Philipp Hirsch
Ax:son Johnson Research Assistant in Applied History
Biography: 

Philipp Hirsch is a PhD Candidate at the Department for Politics and International Studies (POLIS) at Cambridge University. His dissertation deals with German-Arab relations during the Cold War. He has been published in the journal 'Cold War History' and won the 2019 Best Graduate Student Paper Award by the Society for Terrorism Studies (STR) for his paper entitled "Politics as counterterrorism: the role of diplomacy in the West German response to Palestinian terror, 1970–75."

He previously worked in German parliament, the German Federal Foreign Office and UNDP.

Sophia RC Johnson photo
Convener, Reading group ‘Global political theologies’ (2020-2021)
Biography: 

Sophia R.C. Johnson is a PhD Candidate at the Faculty of Divinity, specialising in the Old Testament/Hebrew Bible. Her PhD research traces the historical development of the conception of “covenant” in the biblical books of 1 & 2 Samuel to show how subsequent interpretation of the text was influenced by the ever-changing political landscape of the ancient Israelite community. She completed her MPhil in Cambridge on the ancient Near Eastern legal background of the oath between the biblical figures of David and Jonathan. She also studied ancient history and archeology at Jerusalem University College in Israel.

Sophia is especially interested in the relationship between ideas about covenant, state, and national identity in relation to the reception history of Old Testament narratives. She is guest-editor for the Journal of the Bible and its Reception towards a special issue “Old Testament Imaginaries of the Nation in German, Dutch, and Anglo-American Political Thought” (forthcoming 2021). She co-chairs the Miqra Society, the Hebrew Bible graduate research seminar, and acts as the Old Testament representative for the Divinity Faculty Anti-Racism Working Group.

Ax:son Johnson Research Assistant in Applied History
Biography: 

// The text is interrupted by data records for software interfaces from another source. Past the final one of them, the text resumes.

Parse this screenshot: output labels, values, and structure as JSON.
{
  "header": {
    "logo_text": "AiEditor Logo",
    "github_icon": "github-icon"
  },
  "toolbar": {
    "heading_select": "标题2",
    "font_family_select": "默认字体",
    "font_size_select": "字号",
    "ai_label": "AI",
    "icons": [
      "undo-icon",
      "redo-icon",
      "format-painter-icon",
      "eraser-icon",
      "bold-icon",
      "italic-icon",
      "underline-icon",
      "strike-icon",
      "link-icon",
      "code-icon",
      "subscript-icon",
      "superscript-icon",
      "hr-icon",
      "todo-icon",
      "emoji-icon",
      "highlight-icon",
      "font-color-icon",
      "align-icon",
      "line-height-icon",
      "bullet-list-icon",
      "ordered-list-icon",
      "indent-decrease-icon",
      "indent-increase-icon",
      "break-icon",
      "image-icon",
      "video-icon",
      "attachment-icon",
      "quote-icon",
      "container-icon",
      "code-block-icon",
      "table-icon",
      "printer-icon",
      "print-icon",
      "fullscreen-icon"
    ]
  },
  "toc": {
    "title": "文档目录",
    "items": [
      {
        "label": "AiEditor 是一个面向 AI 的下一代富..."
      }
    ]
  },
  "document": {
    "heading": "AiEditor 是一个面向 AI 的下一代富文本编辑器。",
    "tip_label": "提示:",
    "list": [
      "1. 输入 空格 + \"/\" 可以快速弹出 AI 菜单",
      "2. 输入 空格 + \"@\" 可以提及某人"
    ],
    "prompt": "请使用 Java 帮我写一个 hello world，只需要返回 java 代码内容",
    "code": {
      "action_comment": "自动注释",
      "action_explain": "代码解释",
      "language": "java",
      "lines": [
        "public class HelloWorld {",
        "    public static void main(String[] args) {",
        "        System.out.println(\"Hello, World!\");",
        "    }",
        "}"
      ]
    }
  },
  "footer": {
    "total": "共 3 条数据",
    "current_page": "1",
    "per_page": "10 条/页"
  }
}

James is is a Research Assistant at the Centre for Geopolitics, and the holder of the JH Plumb Scholarship at Christ’s College. He is in the second year of his PhD in Politics and International Studies, and his research is into theorisations of popular sovereignty as a political fiction. 

Christopher Wadibia
Ax:son Johnson Research Assistant in Applied History
Biography: 

Christopher Wadibia is a third year PhD candidate in the Faculty of Divinity and Selwyn College studying the relationship between Pentecostalism and sustainable development in Nigeria. Before coming to Cambridge, Christopher completed a BA inGovernment at Georgetown University in 2016, won a Fulbright research grant with the United States Department of State to study Muslim-Christian relations in Nigeria in 2017, and completed an MPhil in Intercultural Theology and Interreligious Studies at Trinity College Dublin in 2018 where he won the James Haire Prize for Outstanding Coursework. Christopher's doctoral research seeks to explain how the themes of power politics and capacity-building inform the social development enterprises of the Redeemed Christian Church of God (RCCG), one of Nigeria's most sociopolitically influential indigenous Pentecostal churches. Alongside his appointment as an Ax:son Johnson Research Assistant in Applied History for the Centre for Geopolitics, Christopher also serves as an Honorary PhD Scholar at the Woolf Institute, assistant editor for the academic journal PentecoStudies, and as a convener for Cambridge University's Protestant Political Thought (PPT) reading group.